Angie Wangler is a writer, blogger, actor and producer based out of Regina SK, and New York. She has worked with Crushed Rockets Motion Pictures since 2013. The Nightrunner, a film which Angie is Associate Producing and Art Directing, is currently being crowdfunded on Seed&Spark.
When you live in any community as an artist, it is only natural to support other artists within that community, promote growth, and create a local scene that, hopefully, can share that art with people everywhere. But this can be difficult when you are a filmmaker living in a province that has taken away your tax credit, causing any community making films here to move elsewhere. Welcome to Regina, Canada.
We, myself and the power duo Sherona and Aaron Sinclair, who make up Crushed Rockets Motion Pictures, could have picked up and moved when everyone else did. But these are our streets, our community, and here is a beautiful landscape that lends itself to storytelling. So we tweaked our perception a bit: We started to reach out beyond the arts community. We quickly found that the people of Regina really do want film to exist here and will support you to make that happen. We found people outside of the film industry that want to be a part of movie-making magic.
When we watch this film on the big screen, we’ll be thinking to ourselves, “Cool! That’s right by my house.”

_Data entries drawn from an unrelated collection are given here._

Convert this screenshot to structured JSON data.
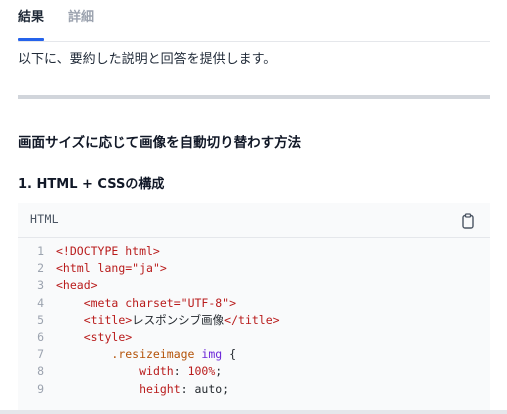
{
  "tabs": [
    {
      "label": "結果",
      "active": true
    },
    {
      "label": "詳細",
      "active": false
    }
  ],
  "intro": "以下に、要約した説明と回答を提供します。",
  "heading": "画面サイズに応じて画像を自動切り替わす方法",
  "subheading": "1. HTML + CSSの構成",
  "code": {
    "language": "HTML",
    "copy_icon": "clipboard-icon",
    "lines": [
      {
        "n": "1",
        "parts": [
          {
            "t": "<!DOCTYPE html>",
            "c": "tag"
          }
        ]
      },
      {
        "n": "2",
        "parts": [
          {
            "t": "<html ",
            "c": "tag"
          },
          {
            "t": "lang=",
            "c": "attr"
          },
          {
            "t": "\"ja\"",
            "c": "str"
          },
          {
            "t": ">",
            "c": "tag"
          }
        ]
      },
      {
        "n": "3",
        "parts": [
          {
            "t": "<head>",
            "c": "tag"
          }
        ]
      },
      {
        "n": "4",
        "parts": [
          {
            "t": "    ",
            "c": "txt"
          },
          {
            "t": "<meta ",
            "c": "tag"
          },
          {
            "t": "charset=",
            "c": "attr"
          },
          {
            "t": "\"UTF-8\"",
            "c": "str"
          },
          {
            "t": ">",
            "c": "tag"
          }
        ]
      },
      {
        "n": "5",
        "parts": [
          {
            "t": "    ",
            "c": "txt"
          },
          {
            "t": "<title>",
            "c": "tag"
          },
          {
            "t": "レスポンシブ画像",
            "c": "txt"
          },
          {
            "t": "</title>",
            "c": "tag"
          }
        ]
      },
      {
        "n": "6",
        "parts": [
          {
            "t": "    ",
            "c": "txt"
          },
          {
            "t": "<style>",
            "c": "tag"
          }
        ]
      },
      {
        "n": "7",
        "parts": [
          {
            "t": "        ",
            "c": "txt"
          },
          {
            "t": ".resizeimage ",
            "c": "sel"
          },
          {
            "t": "img",
            "c": "kw"
          },
          {
            "t": " {",
            "c": "txt"
          }
        ]
      },
      {
        "n": "8",
        "parts": [
          {
            "t": "            ",
            "c": "txt"
          },
          {
            "t": "width",
            "c": "prop"
          },
          {
            "t": ": ",
            "c": "txt"
          },
          {
            "t": "100%",
            "c": "str"
          },
          {
            "t": ";",
            "c": "txt"
          }
        ]
      },
      {
        "n": "9",
        "parts": [
          {
            "t": "            ",
            "c": "txt"
          },
          {
            "t": "height",
            "c": "prop"
          },
          {
            "t": ": auto;",
            "c": "txt"
          }
        ]
      }
    ]
  }
}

When we decided to make The Nightrunner, we knew that New Jersey was on our list of film locations. We also knew that if we were really going to continue to live in the place we call home and be vocal about being the filmmakers we are from the prairies, shooting part of this film would need to happen on our own streets. The response was, and is, overwhelming when we share what we’re doing with the people of our city. They want us to succeed, they want to go see The Nightrunner and say, “Hey, that’s right by my house!” and they want movies to be made here. This attitude and incredibly supportive arms like Seed&Spark make us push harder.

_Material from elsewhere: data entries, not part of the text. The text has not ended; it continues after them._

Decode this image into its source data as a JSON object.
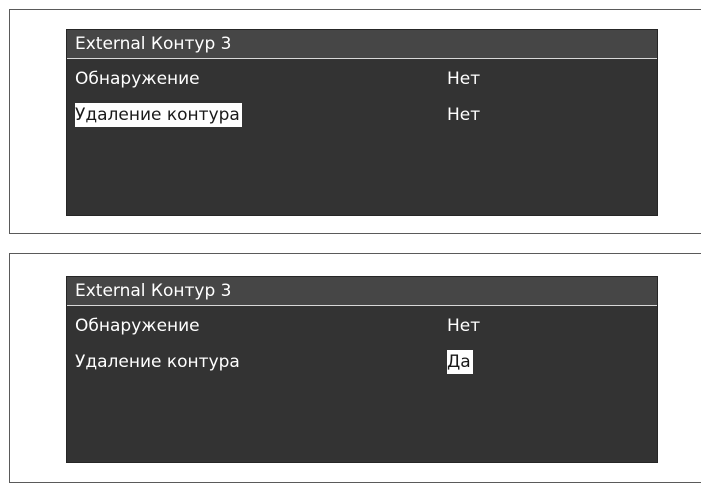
{
  "panels": [
    {
      "title": "External Контур 3",
      "rows": [
        {
          "label": "Обнаружение",
          "value": "Нет"
        },
        {
          "label": "Удаление контура",
          "value": "Нет"
        }
      ]
    },
    {
      "title": "External Контур 3",
      "rows": [
        {
          "label": "Обнаружение",
          "value": "Нет"
        },
        {
          "label": "Удаление контура",
          "value": "Да"
        }
      ]
    }
  ],
  "colors": {
    "screen_background": "#333333",
    "title_background": "#464646",
    "text": "#ffffff",
    "selection_background": "#ffffff",
    "selection_text": "#1a1a1a"
  }
}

Now, it would be nice to think that maybe this excitement, drive and support could reach the people who make the rules, and that would cause them to give us back our tax credit and reopen our incredible local sound stage (that sits, just longing to be shot in). But we have decided not to dwell on that. We’ve decided that we will make a movie here, that the people of our city are behind us and will help in any way they can, and that if we really want to use that sound stage, we will figure out a way to do so. It’s all about the changing your perception, sharing that energy with people, and talking about where we’re from and what we’re doing with as many radio waves and TV stations that will have us.

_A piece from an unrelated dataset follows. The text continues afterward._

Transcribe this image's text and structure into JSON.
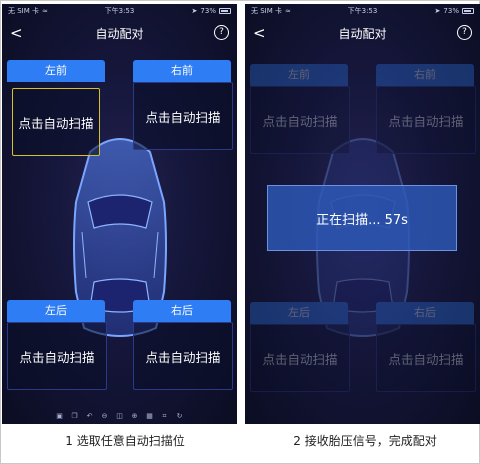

Because at the end of the day, the three of us love being filmmakers and nothing is going to stop us from doing what we do best. We get excited location scouting in our own backyard, knowing that when we watch this film on the big screen, we’ll be thinking to ourselves, “Cool! That’s right by my house.”